A search algorithm takes a grid and identifies a path from a start point to an end point. Each node in the grid has connections to other nodes, with costs of moving between nodes.
In each search algorithm there are three types of nodes: unexplored nodes, explored nodes and frontier nodes. At the start of the algorithm the start node is explored, each node connected to the start node is a frontier node, and all other nodes are unexplored nodes.
When an algorithm explores a frontier node, it is added to the explored nodes, and all new nodes are added to the frontier nodes.
A breadth-first search operates First-in First-out (FiFo). That is, it selects the oldest frontier node. This results in a broad, rather than a deep search. Once all branches have been explored, the algorithm will move deeper. Path cost is not considered in this algorithm.
Optimal: Picks the shallowest solution. Optimal of path costs are identical.

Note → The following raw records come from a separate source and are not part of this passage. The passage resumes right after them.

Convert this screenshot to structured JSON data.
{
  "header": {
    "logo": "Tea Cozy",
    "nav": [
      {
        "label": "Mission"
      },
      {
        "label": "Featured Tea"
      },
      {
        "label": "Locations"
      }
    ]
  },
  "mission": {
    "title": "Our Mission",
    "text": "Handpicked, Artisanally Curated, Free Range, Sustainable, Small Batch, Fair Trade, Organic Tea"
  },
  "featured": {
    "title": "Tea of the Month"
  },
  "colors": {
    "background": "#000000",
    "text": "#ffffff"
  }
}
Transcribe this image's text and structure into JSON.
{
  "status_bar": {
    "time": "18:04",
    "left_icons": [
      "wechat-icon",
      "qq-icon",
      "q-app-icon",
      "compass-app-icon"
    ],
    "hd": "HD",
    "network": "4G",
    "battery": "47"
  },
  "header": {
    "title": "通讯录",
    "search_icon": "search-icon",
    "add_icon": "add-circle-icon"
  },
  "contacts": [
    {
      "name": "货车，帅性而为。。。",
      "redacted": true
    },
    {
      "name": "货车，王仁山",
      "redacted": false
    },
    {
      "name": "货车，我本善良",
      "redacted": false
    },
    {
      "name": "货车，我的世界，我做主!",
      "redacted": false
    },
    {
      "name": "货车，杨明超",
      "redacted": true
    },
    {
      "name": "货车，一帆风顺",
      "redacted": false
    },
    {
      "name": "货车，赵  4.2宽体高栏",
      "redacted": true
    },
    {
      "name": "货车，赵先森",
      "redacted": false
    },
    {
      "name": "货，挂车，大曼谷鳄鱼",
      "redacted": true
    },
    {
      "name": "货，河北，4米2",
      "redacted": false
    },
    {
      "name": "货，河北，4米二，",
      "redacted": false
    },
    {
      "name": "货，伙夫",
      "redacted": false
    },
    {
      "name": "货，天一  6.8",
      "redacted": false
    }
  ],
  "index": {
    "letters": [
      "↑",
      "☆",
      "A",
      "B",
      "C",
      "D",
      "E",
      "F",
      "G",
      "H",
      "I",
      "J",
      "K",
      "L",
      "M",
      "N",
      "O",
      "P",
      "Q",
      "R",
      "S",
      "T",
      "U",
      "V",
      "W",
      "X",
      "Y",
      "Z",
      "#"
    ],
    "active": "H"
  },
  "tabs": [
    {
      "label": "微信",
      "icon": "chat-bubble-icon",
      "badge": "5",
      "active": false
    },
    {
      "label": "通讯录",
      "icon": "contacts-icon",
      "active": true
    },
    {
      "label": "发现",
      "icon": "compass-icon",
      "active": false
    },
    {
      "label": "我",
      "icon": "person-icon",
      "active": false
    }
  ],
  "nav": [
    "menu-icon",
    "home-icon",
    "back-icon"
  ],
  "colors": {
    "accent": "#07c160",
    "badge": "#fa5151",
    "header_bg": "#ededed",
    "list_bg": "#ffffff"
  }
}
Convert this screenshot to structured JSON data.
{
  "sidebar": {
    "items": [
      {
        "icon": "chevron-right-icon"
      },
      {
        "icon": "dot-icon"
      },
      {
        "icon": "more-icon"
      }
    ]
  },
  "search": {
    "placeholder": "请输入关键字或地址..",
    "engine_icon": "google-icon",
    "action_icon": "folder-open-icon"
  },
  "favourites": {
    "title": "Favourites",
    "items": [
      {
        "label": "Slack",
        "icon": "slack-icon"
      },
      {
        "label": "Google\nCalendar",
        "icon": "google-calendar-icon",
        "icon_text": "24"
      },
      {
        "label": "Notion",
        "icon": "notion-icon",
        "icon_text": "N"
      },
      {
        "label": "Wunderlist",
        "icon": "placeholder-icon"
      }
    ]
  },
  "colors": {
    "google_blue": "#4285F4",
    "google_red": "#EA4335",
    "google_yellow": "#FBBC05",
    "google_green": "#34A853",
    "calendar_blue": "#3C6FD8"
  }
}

A depth-first search operates Last-in First-out (LiFo). That is, it selects the newest frontier node. This results in a deep, rather than a broad search. Once the maximum depth has been reached, the algorithm will move towards breadth. Path cost is not considered in this algorithm.
May not find optimal solution, but is linear in space
Depth-first search with a limit. This is useful if we know the solution is shallower than limit \(l\).
Does a depth-limited search to a layer \(L\), increases the layer and starts again. The repeats are a waste, but earlier layers are much cheaper.
Modify BFS to prioritise cost not depth. expand node with lowest path cost. could be “deep”.
This is the same as Dijkstra’s algorithm.
Can do this in algo by using heaps